CARLO Proton (Dr.) 52, Cromwell Road, S.W.7.
YOUTH CLUBS stR,-At a recent conference of Catholic Youth Leaders which met in Liverpool, I talked with several young menand women who, like myself, find that their chief difficulty in running a parish club, is a complete lack of assistance from the clergy of the parish. Most of us have the blessing and approval ot the parish priest, but thia is not enough. When a Catholic club leadet is engaged alone, as I am, in organising a parish club, especially if it is a mixed one he, or she, is fully occupied in the externals of the organisation, and it is absolutely necessary. to have the assistance of at least one priest ..to attend to spiritual activities and to help the club to preserve a Catholic atmosphere. We are told that the work of Catholic youth leaders is a form of apostolate: we strive ICI make it trluy so, but there is a danger that, if the priest is not in touch with, or, best of all, part of, the club's activities, then the aim is lost In the difficulties of organising and Arranging these activities. Parish clubs are not doing any good unless they fulfil their most important aim, which is to care for the souls of Catholic boys and girls who know so many temptations in these days. We who are trying to do God's work in this particular way cannot succeed alone; we need the assistance of the parish clergy. A YOUNG PARISH CLUB LEADER.
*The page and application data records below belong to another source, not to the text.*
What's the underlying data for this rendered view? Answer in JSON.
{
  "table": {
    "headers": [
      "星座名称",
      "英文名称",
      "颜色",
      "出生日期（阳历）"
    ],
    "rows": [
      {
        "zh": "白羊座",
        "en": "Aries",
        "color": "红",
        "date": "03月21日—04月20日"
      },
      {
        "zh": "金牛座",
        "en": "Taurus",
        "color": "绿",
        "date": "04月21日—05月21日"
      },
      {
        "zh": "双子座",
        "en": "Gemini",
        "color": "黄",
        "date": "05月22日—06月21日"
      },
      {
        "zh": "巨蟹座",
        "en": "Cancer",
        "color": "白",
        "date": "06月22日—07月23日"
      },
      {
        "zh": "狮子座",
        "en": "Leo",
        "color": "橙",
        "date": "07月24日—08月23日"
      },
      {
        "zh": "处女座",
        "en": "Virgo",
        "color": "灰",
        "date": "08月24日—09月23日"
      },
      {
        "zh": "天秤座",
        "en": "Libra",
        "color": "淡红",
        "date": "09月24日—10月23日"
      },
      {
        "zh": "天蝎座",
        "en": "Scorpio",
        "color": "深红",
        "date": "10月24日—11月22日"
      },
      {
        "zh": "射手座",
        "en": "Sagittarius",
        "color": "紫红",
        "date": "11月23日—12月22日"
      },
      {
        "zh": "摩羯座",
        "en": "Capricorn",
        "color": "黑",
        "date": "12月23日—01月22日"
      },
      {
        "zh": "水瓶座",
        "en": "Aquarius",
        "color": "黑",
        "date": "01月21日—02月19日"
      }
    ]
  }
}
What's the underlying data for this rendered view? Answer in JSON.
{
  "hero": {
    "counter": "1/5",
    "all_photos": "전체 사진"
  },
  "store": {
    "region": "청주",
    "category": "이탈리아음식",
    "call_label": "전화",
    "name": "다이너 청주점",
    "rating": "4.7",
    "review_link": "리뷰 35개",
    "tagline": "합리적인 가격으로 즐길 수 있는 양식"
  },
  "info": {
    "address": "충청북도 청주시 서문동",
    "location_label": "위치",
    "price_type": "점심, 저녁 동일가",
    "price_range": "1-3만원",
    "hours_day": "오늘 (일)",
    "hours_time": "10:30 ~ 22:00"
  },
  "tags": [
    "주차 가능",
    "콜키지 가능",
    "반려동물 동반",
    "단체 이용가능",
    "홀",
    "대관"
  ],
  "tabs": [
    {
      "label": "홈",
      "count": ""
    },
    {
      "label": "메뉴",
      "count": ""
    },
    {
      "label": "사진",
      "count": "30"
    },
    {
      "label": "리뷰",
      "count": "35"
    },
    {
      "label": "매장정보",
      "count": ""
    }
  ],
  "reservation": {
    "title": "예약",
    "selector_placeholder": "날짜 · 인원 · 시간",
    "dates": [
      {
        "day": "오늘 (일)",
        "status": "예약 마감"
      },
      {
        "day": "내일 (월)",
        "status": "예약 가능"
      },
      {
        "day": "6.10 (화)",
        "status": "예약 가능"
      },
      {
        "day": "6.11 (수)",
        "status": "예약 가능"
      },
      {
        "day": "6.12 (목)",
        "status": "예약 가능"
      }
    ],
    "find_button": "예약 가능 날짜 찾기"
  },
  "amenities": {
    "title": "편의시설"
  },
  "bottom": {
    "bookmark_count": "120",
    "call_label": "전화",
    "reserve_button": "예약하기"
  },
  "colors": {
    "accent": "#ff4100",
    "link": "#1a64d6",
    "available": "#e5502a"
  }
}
CHAPLAIN'S PLEA Sta;—I could hardly thank you for your letter informing me that my supply of CATHOLIC HERALDS had been cut. I fully realise that there is indeed an acute shortage of newsprint, but never expected Illy supplies to be cut so low I have received twenty-six copies for disposal amongst 1,500 I I ant very anxious that our Catholic men should read as much Catholic literature as possible. Thus I turn to your readers again ; they have helped US in the past: no doubt they will help again in the future. Readers could forward on their copies when read to R.C. Chaplain. Colchester Garrison, and if they have any old " Messengers of the Sacred Heart " or any such like Catholic periodicals they would be most welcome. I can get plenty of Communistic propaganda, but there does seem to be a dearth of Catholic leaflets, periodicals and newspapers for the Forces. Our only hope is that your kind readers will come to our aid. With the co-operation of your readers we could have a Catholic Books Week on behalf of the Catholic men and women in the Forces.
G. Maori, S.C.F. (R.C.)
ICou/d we not have receptacles in the porch of our churches for the collection of Catholic literature of all kinds? Perhaps tile Catholic Libraries for H.M. Forces would organise this. If 30, we are sure they would be helped if junk and hopelessly out-of-date papers Were nal ,deposited. Even soldiers Me their literature fresh and sound.—F_D. C.H.1